Known as the unicorn of Asia or spindlehorn, no biologist has ever seen a saola in the wild. And the race is on to find them before extinction strikes.
“We stand at a moment of conservation history,” offers William Robichaud, president of the Saola Foundation. “We know how to find and save this magnificent animal, which has been on planet Earth for perhaps 8 million years. [Now] we just need the world to come together and support the effort.”
It won’t cost much, Robichaud continues, “and the reward, for saola, for the Annamite mountains, and for ourselves, will be huge.”
William Robichaud and Simon Hedges would co-found the Saola Working Group (SWG) in 2006. Their goal? Find the last surviving saolas in the wild and begin a captive breeding program before they’re gone forever. And if their January 2022 remarks for The Guardian are to go by, it is now or never.
Asia’s Unicorn: What is a Saola?
Holding a decades-old distinction as the “Asian unicorn,” saolas are remarkably elusive. No specimen has ever been seen in the wild by human eyes within recorded history.
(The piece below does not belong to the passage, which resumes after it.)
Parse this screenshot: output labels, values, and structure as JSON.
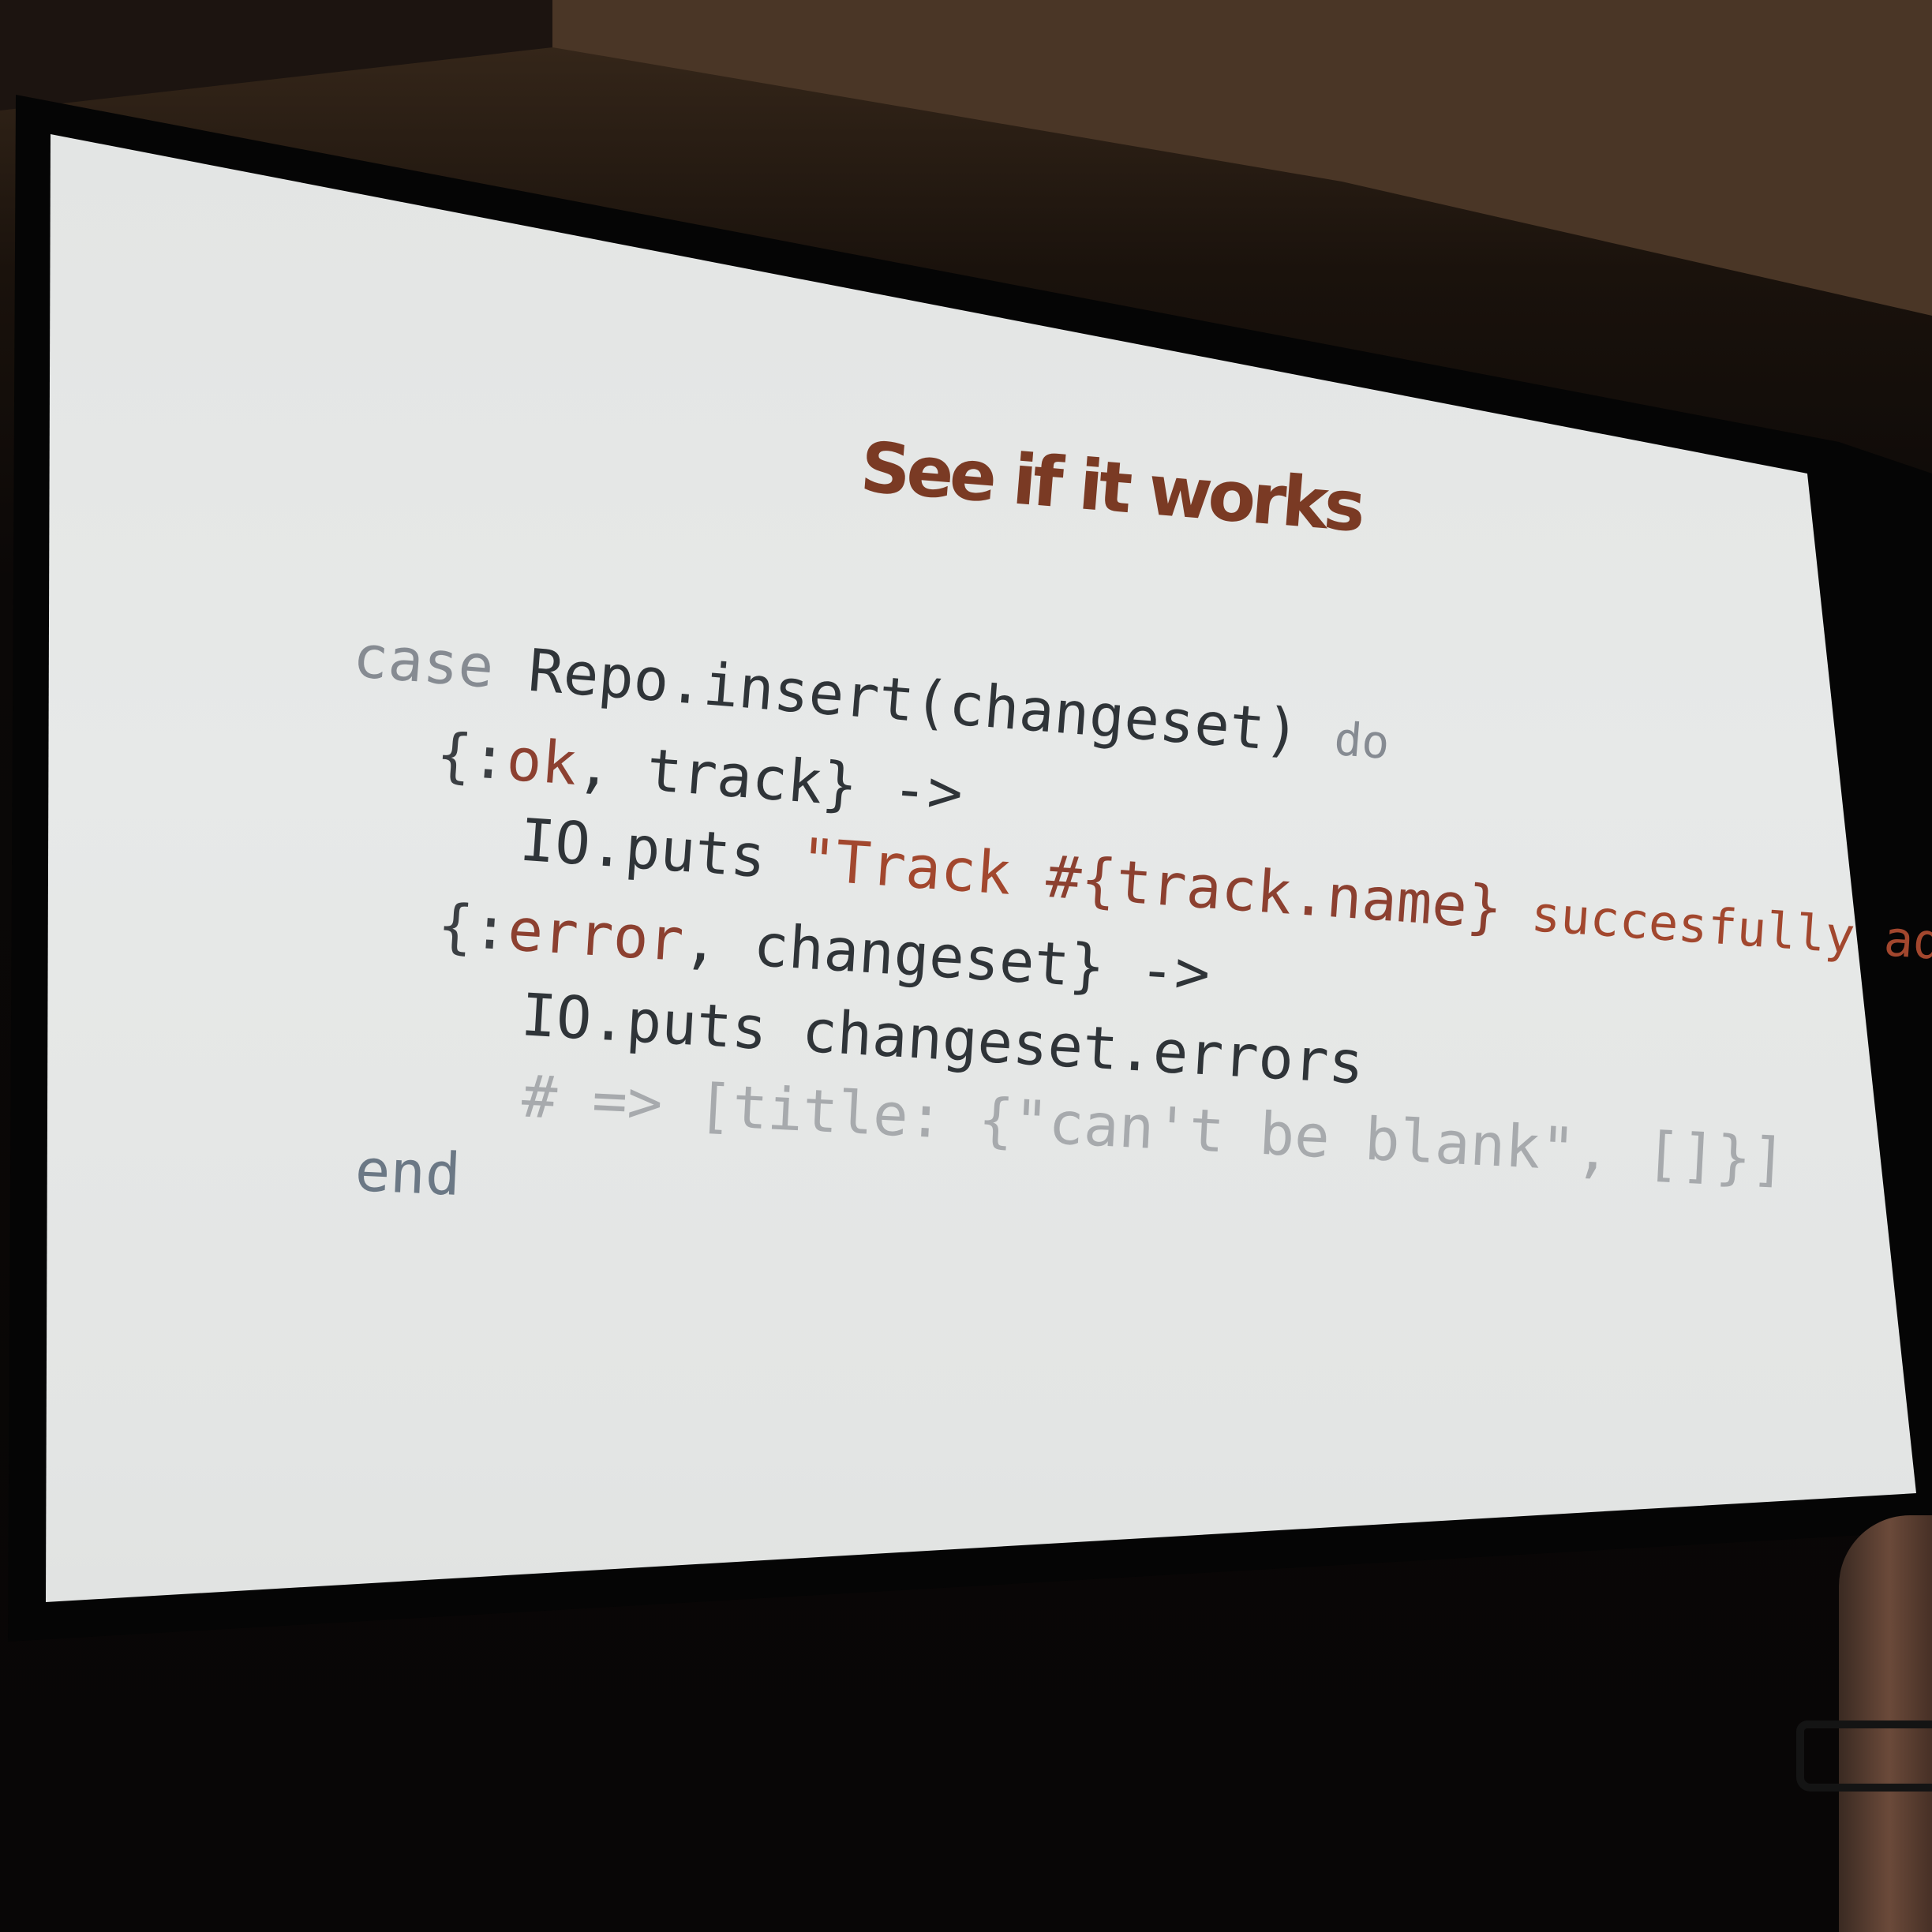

The images we have from their natural habitat come from the handful of times the species has been captured via motion-censor trail cams.
These hooved mammals weigh around 200-pounds on average. Or so we believe. Unlike unicorns of myth, the saola sports two long, straight horns. Their faces hold striking white spots and odd, bulbous scent glands. Yet they managed to elude science for millennia.
The saola was only first discovered, documented, and classified in 1992. Even then, a live specimen was not found. Instead, a wildlife survey of north-central Vietnam’s Vũ Quang nature reserve uncovered two skulls with incredible horns belonging to a then-unidentified species. This led to its original naming of the Vu Quang Ox.
More than a dozen partial specimens would follow, and in 1993 the unknown animal was found to be a completely new genus of the bovid family altogether. More familiar bovids include antelopes, goats, sheep, and of course, cattle.
Still, there’s nothing else on Earth quite like Pseudoryx nghetinhensis, the saola.
All of the above would make for one of the most spectacular scientific discoveries of the 20th century. But commercial wildlife poaching is an immense problem in Vietnam, and conservationists believe it continues to claim the majority of existing saolas.
“Thousands of people use snares, so there are millions of them in the forest, which means populations of large mammals and some birds have no way to escape and are collapsing throughout the Annamites,” Minh Nguyen, a PhD student at Colorado State University, tells The Guardian.
The remaining saola population is now no more than 100 as a result. The species was last seen alive in a trail camera image from 2013 in Vietnam’s Saola Nature Reserve. Local villagers continue to report the species’ presence, however, so conservationists like SWG’s Robichaud and Hedges hold out hope.
Hope isn’t enough, however. It will take the hard word and dense funding SWG is chasing in order to save the “Asian unicorn” from extinction. SWG is doing all they can to raise awareness. Now, fellow conservationists (like this Outsider) are doing what we can to help, too.
To learn more about how you can help save the saola from extinction, visit SavetheSaola.org.
If successful, the end goal is to breed saolas in captivity. Once a healthy population exists, these majestic bovids will see release out into the wild to (hopefully) flourish for eons to come.